_Problem to solve:_ Read through the material below and copy each line in which the word "Bauru" occurs.

_Input:_
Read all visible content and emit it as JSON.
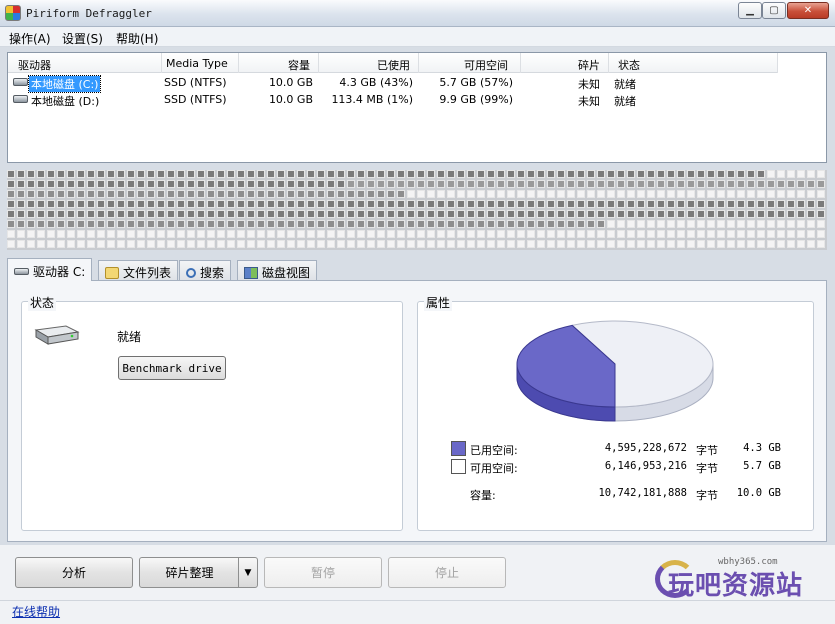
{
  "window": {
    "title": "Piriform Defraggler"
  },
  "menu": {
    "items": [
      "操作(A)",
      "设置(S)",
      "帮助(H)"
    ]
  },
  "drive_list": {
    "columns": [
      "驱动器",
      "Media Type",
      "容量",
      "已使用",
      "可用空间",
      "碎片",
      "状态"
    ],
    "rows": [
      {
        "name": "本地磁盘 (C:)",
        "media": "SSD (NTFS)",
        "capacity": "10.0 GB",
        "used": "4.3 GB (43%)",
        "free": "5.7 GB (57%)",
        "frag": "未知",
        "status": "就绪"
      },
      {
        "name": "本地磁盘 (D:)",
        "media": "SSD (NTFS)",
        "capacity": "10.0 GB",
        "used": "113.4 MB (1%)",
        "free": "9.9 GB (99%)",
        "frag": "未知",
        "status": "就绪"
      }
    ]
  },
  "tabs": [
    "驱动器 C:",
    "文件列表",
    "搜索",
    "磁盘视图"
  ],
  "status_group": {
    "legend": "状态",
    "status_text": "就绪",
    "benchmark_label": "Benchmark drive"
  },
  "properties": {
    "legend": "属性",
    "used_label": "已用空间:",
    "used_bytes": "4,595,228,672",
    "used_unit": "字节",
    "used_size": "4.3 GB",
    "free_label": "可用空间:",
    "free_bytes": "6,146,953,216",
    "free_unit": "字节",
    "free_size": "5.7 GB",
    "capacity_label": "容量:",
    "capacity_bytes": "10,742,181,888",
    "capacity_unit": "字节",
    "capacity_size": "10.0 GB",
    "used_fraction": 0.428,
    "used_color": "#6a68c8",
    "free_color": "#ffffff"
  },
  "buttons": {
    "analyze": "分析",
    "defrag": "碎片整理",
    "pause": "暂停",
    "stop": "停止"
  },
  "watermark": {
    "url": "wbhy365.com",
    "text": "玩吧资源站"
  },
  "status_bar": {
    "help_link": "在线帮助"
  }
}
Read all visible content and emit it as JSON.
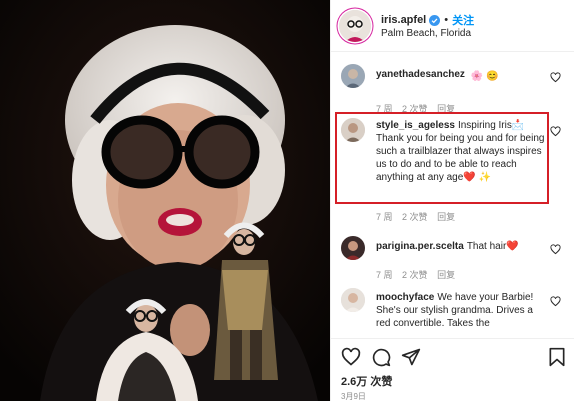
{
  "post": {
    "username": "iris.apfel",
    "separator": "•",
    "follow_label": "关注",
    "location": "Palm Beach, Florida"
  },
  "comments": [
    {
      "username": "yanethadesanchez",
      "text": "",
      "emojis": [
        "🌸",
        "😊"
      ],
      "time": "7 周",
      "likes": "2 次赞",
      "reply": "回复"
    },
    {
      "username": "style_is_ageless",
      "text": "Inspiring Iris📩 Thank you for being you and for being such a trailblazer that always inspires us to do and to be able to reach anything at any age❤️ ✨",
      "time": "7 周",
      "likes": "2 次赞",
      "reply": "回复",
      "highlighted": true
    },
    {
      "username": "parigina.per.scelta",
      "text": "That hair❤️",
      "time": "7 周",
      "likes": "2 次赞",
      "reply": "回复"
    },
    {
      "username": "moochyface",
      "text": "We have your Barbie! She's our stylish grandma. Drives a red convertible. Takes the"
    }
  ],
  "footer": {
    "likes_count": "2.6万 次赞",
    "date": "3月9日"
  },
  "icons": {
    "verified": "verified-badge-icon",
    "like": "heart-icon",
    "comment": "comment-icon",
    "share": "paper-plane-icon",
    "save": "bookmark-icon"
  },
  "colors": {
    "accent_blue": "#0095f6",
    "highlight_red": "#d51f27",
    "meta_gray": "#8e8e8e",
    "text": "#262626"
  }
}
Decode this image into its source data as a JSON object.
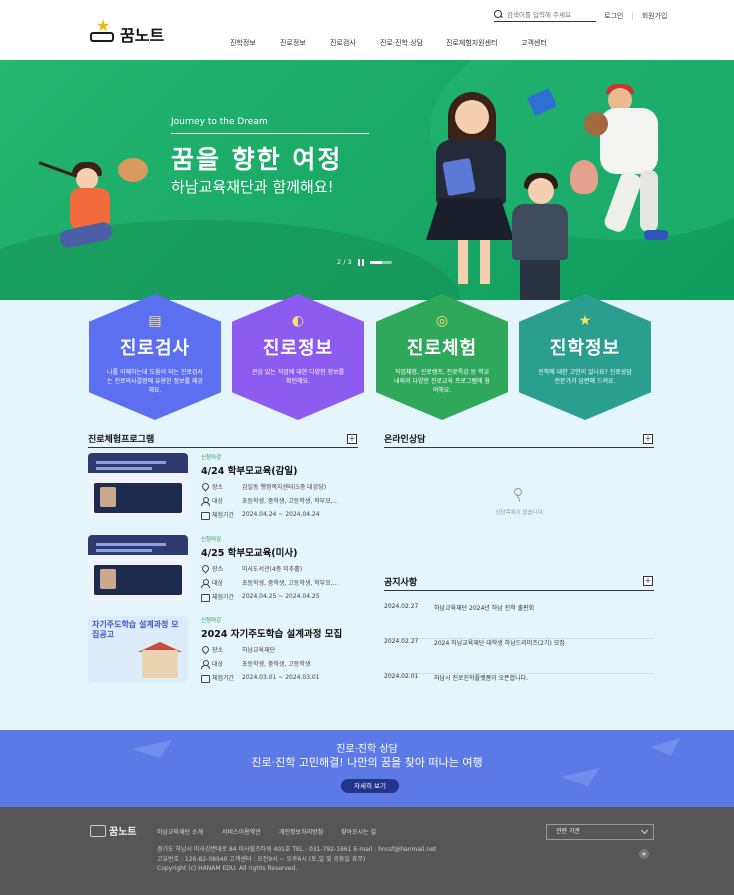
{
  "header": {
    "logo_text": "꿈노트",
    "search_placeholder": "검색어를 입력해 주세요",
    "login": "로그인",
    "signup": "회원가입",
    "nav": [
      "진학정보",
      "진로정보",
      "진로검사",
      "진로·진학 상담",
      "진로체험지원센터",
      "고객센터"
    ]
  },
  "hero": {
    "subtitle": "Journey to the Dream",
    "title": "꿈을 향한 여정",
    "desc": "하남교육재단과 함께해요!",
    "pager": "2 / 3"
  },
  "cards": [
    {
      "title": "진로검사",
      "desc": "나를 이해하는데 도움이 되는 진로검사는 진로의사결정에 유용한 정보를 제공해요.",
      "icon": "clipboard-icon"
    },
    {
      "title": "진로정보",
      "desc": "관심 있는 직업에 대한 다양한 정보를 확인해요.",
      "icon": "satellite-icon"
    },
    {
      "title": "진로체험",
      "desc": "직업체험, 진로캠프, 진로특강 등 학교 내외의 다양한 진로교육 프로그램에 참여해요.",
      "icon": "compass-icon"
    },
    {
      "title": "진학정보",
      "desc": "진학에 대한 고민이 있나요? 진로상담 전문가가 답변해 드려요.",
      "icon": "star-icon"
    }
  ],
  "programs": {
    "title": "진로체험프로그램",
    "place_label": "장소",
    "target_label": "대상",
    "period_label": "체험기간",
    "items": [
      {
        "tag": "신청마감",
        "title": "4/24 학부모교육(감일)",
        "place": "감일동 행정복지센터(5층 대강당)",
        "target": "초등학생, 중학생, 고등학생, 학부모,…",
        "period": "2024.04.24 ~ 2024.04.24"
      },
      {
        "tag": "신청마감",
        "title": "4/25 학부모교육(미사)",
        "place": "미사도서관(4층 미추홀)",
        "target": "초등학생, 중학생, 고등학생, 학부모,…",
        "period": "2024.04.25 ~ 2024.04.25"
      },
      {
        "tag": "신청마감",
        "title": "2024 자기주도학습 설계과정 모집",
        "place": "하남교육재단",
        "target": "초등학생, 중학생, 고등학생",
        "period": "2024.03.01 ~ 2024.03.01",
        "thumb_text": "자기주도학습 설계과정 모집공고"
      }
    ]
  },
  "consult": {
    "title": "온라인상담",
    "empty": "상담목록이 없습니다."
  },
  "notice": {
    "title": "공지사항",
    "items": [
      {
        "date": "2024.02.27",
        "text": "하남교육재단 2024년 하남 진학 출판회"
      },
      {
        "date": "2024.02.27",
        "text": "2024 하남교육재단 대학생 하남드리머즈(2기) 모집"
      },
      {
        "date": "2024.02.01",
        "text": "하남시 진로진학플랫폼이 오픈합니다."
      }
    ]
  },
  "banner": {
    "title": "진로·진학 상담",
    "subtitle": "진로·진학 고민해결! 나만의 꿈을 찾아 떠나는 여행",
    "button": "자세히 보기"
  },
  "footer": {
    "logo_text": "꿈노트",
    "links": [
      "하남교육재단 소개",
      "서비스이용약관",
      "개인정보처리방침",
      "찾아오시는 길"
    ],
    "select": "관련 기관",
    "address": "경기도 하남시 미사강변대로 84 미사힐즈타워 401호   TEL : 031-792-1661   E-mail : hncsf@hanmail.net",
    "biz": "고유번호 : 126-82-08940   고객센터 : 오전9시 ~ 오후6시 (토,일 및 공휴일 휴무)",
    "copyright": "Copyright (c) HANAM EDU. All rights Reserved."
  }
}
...
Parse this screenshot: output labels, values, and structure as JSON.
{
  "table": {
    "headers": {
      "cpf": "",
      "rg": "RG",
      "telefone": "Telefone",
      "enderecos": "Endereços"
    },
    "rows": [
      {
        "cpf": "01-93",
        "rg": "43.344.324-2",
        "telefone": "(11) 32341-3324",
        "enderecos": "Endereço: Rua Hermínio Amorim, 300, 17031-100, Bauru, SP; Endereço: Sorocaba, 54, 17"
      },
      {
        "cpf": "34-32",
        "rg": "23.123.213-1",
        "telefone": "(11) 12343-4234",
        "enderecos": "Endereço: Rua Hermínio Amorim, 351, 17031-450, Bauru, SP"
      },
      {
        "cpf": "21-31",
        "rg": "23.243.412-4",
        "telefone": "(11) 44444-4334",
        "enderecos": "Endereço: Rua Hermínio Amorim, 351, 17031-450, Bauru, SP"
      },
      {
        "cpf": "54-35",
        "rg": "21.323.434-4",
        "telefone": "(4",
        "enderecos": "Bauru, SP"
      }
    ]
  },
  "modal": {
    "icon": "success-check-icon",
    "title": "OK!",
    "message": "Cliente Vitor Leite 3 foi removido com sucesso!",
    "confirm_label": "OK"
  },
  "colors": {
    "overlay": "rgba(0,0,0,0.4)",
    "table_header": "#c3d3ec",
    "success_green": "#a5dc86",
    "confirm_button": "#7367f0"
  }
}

_Exercise response:_
        "enderecos": "Endereço: Rua Hermínio Amorim, 300, 17031-100, Bauru, SP; Endereço: Sorocaba, 54, 17"
        "enderecos": "Endereço: Rua Hermínio Amorim, 351, 17031-450, Bauru, SP"
        "enderecos": "Endereço: Rua Hermínio Amorim, 351, 17031-450, Bauru, SP"
        "enderecos": "Bauru, SP"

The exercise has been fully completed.